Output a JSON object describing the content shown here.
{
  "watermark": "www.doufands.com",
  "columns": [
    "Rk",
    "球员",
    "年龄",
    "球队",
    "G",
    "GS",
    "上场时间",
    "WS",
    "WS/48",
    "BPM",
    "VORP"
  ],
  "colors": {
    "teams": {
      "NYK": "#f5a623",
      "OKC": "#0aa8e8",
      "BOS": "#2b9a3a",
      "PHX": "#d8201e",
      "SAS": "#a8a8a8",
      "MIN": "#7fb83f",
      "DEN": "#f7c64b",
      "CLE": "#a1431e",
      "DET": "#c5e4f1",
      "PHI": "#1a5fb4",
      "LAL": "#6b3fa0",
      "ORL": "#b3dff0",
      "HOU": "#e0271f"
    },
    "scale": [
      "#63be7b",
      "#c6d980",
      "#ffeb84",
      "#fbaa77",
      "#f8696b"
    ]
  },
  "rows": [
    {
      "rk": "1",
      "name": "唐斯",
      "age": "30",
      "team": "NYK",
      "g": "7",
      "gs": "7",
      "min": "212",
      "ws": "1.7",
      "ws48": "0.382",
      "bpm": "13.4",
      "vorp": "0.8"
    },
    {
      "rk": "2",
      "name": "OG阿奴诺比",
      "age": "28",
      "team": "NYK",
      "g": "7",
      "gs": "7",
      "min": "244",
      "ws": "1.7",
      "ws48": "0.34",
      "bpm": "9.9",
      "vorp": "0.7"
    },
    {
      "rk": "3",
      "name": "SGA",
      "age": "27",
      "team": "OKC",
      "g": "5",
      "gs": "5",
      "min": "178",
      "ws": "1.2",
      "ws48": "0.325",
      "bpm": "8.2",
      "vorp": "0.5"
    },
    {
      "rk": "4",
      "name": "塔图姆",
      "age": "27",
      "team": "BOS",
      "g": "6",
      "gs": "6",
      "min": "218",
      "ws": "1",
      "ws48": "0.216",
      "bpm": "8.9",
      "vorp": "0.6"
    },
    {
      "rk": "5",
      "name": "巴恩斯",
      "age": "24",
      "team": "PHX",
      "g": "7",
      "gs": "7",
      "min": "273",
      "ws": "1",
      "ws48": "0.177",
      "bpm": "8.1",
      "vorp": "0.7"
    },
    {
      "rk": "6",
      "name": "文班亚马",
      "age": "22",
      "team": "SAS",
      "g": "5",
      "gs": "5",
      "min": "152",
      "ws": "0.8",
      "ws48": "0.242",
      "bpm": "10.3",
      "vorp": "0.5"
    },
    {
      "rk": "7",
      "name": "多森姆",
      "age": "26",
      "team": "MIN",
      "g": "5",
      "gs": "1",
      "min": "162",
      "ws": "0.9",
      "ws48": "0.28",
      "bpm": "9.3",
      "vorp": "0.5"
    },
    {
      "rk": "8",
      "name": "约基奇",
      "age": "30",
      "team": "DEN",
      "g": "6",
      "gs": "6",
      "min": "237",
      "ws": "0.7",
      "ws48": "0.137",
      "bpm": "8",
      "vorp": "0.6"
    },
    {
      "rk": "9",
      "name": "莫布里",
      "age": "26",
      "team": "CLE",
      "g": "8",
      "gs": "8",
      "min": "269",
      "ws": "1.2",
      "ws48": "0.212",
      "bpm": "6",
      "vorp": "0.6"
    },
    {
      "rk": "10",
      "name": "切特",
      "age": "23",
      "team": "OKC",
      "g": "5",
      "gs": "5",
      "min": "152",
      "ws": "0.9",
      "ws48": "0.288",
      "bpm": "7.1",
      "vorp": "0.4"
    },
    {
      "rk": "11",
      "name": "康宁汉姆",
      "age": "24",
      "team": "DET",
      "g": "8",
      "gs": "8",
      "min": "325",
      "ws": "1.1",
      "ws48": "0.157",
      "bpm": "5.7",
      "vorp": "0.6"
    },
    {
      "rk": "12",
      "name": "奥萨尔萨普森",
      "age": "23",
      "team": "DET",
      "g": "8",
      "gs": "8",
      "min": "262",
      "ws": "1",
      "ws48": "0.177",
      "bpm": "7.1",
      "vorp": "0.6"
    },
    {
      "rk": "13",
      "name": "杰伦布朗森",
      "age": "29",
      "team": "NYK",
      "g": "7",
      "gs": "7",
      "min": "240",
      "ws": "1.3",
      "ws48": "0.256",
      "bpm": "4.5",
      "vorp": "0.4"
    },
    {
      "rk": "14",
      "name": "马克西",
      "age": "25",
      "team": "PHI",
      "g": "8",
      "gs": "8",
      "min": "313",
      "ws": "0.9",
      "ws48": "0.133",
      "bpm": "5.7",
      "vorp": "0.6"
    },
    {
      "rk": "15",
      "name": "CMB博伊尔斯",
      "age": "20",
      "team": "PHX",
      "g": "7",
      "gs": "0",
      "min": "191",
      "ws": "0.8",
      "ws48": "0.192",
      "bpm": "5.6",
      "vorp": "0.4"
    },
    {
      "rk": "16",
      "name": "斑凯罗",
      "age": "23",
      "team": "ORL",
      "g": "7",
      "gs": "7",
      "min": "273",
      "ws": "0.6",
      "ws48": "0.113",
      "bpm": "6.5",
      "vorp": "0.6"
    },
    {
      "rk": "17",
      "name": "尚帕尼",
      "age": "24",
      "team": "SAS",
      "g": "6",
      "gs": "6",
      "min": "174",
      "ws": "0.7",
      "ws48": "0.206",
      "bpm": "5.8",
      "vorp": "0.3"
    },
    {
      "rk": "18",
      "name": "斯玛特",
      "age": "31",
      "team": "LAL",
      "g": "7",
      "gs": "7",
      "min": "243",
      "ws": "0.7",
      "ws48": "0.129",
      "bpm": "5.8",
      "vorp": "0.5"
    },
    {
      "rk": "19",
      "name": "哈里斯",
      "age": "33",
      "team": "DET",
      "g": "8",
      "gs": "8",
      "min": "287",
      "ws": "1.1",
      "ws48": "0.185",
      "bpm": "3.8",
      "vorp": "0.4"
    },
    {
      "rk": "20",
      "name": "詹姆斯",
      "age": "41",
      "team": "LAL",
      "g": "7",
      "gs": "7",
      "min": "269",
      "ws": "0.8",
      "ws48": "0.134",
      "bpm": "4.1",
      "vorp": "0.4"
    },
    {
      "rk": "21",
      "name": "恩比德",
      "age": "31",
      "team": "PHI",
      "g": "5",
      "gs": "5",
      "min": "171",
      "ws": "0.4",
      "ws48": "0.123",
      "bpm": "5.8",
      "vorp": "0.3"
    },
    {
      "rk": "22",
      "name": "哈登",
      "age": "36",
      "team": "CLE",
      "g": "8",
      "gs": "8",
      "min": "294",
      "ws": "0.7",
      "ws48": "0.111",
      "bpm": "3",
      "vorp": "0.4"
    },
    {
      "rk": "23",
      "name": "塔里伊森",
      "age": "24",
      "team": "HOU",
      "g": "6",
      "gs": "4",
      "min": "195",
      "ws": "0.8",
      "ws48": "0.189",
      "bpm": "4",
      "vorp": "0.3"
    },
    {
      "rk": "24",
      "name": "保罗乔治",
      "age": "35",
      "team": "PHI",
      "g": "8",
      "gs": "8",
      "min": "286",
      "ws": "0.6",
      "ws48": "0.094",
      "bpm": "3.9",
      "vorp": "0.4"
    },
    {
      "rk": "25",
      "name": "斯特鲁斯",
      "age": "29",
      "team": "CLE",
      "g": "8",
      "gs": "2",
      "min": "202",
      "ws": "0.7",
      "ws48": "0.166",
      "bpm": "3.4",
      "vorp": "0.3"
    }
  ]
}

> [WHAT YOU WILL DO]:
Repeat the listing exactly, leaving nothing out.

> [ANSWER SPACE]:
Output a JSON object describing the content shown here.
{
  "watermark": "www.doufands.com",
  "columns": [
    "Rk",
    "球员",
    "年龄",
    "球队",
    "G",
    "GS",
    "上场时间",
    "WS",
    "WS/48",
    "BPM",
    "VORP"
  ],
  "colors": {
    "teams": {
      "NYK": "#f5a623",
      "OKC": "#0aa8e8",
      "BOS": "#2b9a3a",
      "PHX": "#d8201e",
      "SAS": "#a8a8a8",
      "MIN": "#7fb83f",
      "DEN": "#f7c64b",
      "CLE": "#a1431e",
      "DET": "#c5e4f1",
      "PHI": "#1a5fb4",
      "LAL": "#6b3fa0",
      "ORL": "#b3dff0",
      "HOU": "#e0271f"
    },
    "scale": [
      "#63be7b",
      "#c6d980",
      "#ffeb84",
      "#fbaa77",
      "#f8696b"
    ]
  },
  "rows": [
    {
      "rk": "1",
      "name": "唐斯",
      "age": "30",
      "team": "NYK",
      "g": "7",
      "gs": "7",
      "min": "212",
      "ws": "1.7",
      "ws48": "0.382",
      "bpm": "13.4",
      "vorp": "0.8"
    },
    {
      "rk": "2",
      "name": "OG阿奴诺比",
      "age": "28",
      "team": "NYK",
      "g": "7",
      "gs": "7",
      "min": "244",
      "ws": "1.7",
      "ws48": "0.34",
      "bpm": "9.9",
      "vorp": "0.7"
    },
    {
      "rk": "3",
      "name": "SGA",
      "age": "27",
      "team": "OKC",
      "g": "5",
      "gs": "5",
      "min": "178",
      "ws": "1.2",
      "ws48": "0.325",
      "bpm": "8.2",
      "vorp": "0.5"
    },
    {
      "rk": "4",
      "name": "塔图姆",
      "age": "27",
      "team": "BOS",
      "g": "6",
      "gs": "6",
      "min": "218",
      "ws": "1",
      "ws48": "0.216",
      "bpm": "8.9",
      "vorp": "0.6"
    },
    {
      "rk": "5",
      "name": "巴恩斯",
      "age": "24",
      "team": "PHX",
      "g": "7",
      "gs": "7",
      "min": "273",
      "ws": "1",
      "ws48": "0.177",
      "bpm": "8.1",
      "vorp": "0.7"
    },
    {
      "rk": "6",
      "name": "文班亚马",
      "age": "22",
      "team": "SAS",
      "g": "5",
      "gs": "5",
      "min": "152",
      "ws": "0.8",
      "ws48": "0.242",
      "bpm": "10.3",
      "vorp": "0.5"
    },
    {
      "rk": "7",
      "name": "多森姆",
      "age": "26",
      "team": "MIN",
      "g": "5",
      "gs": "1",
      "min": "162",
      "ws": "0.9",
      "ws48": "0.28",
      "bpm": "9.3",
      "vorp": "0.5"
    },
    {
      "rk": "8",
      "name": "约基奇",
      "age": "30",
      "team": "DEN",
      "g": "6",
      "gs": "6",
      "min": "237",
      "ws": "0.7",
      "ws48": "0.137",
      "bpm": "8",
      "vorp": "0.6"
    },
    {
      "rk": "9",
      "name": "莫布里",
      "age": "26",
      "team": "CLE",
      "g": "8",
      "gs": "8",
      "min": "269",
      "ws": "1.2",
      "ws48": "0.212",
      "bpm": "6",
      "vorp": "0.6"
    },
    {
      "rk": "10",
      "name": "切特",
      "age": "23",
      "team": "OKC",
      "g": "5",
      "gs": "5",
      "min": "152",
      "ws": "0.9",
      "ws48": "0.288",
      "bpm": "7.1",
      "vorp": "0.4"
    },
    {
      "rk": "11",
      "name": "康宁汉姆",
      "age": "24",
      "team": "DET",
      "g": "8",
      "gs": "8",
      "min": "325",
      "ws": "1.1",
      "ws48": "0.157",
      "bpm": "5.7",
      "vorp": "0.6"
    },
    {
      "rk": "12",
      "name": "奥萨尔萨普森",
      "age": "23",
      "team": "DET",
      "g": "8",
      "gs": "8",
      "min": "262",
      "ws": "1",
      "ws48": "0.177",
      "bpm": "7.1",
      "vorp": "0.6"
    },
    {
      "rk": "13",
      "name": "杰伦布朗森",
      "age": "29",
      "team": "NYK",
      "g": "7",
      "gs": "7",
      "min": "240",
      "ws": "1.3",
      "ws48": "0.256",
      "bpm": "4.5",
      "vorp": "0.4"
    },
    {
      "rk": "14",
      "name": "马克西",
      "age": "25",
      "team": "PHI",
      "g": "8",
      "gs": "8",
      "min": "313",
      "ws": "0.9",
      "ws48": "0.133",
      "bpm": "5.7",
      "vorp": "0.6"
    },
    {
      "rk": "15",
      "name": "CMB博伊尔斯",
      "age": "20",
      "team": "PHX",
      "g": "7",
      "gs": "0",
      "min": "191",
      "ws": "0.8",
      "ws48": "0.192",
      "bpm": "5.6",
      "vorp": "0.4"
    },
    {
      "rk": "16",
      "name": "斑凯罗",
      "age": "23",
      "team": "ORL",
      "g": "7",
      "gs": "7",
      "min": "273",
      "ws": "0.6",
      "ws48": "0.113",
      "bpm": "6.5",
      "vorp": "0.6"
    },
    {
      "rk": "17",
      "name": "尚帕尼",
      "age": "24",
      "team": "SAS",
      "g": "6",
      "gs": "6",
      "min": "174",
      "ws": "0.7",
      "ws48": "0.206",
      "bpm": "5.8",
      "vorp": "0.3"
    },
    {
      "rk": "18",
      "name": "斯玛特",
      "age": "31",
      "team": "LAL",
      "g": "7",
      "gs": "7",
      "min": "243",
      "ws": "0.7",
      "ws48": "0.129",
      "bpm": "5.8",
      "vorp": "0.5"
    },
    {
      "rk": "19",
      "name": "哈里斯",
      "age": "33",
      "team": "DET",
      "g": "8",
      "gs": "8",
      "min": "287",
      "ws": "1.1",
      "ws48": "0.185",
      "bpm": "3.8",
      "vorp": "0.4"
    },
    {
      "rk": "20",
      "name": "詹姆斯",
      "age": "41",
      "team": "LAL",
      "g": "7",
      "gs": "7",
      "min": "269",
      "ws": "0.8",
      "ws48": "0.134",
      "bpm": "4.1",
      "vorp": "0.4"
    },
    {
      "rk": "21",
      "name": "恩比德",
      "age": "31",
      "team": "PHI",
      "g": "5",
      "gs": "5",
      "min": "171",
      "ws": "0.4",
      "ws48": "0.123",
      "bpm": "5.8",
      "vorp": "0.3"
    },
    {
      "rk": "22",
      "name": "哈登",
      "age": "36",
      "team": "CLE",
      "g": "8",
      "gs": "8",
      "min": "294",
      "ws": "0.7",
      "ws48": "0.111",
      "bpm": "3",
      "vorp": "0.4"
    },
    {
      "rk": "23",
      "name": "塔里伊森",
      "age": "24",
      "team": "HOU",
      "g": "6",
      "gs": "4",
      "min": "195",
      "ws": "0.8",
      "ws48": "0.189",
      "bpm": "4",
      "vorp": "0.3"
    },
    {
      "rk": "24",
      "name": "保罗乔治",
      "age": "35",
      "team": "PHI",
      "g": "8",
      "gs": "8",
      "min": "286",
      "ws": "0.6",
      "ws48": "0.094",
      "bpm": "3.9",
      "vorp": "0.4"
    },
    {
      "rk": "25",
      "name": "斯特鲁斯",
      "age": "29",
      "team": "CLE",
      "g": "8",
      "gs": "2",
      "min": "202",
      "ws": "0.7",
      "ws48": "0.166",
      "bpm": "3.4",
      "vorp": "0.3"
    }
  ]
}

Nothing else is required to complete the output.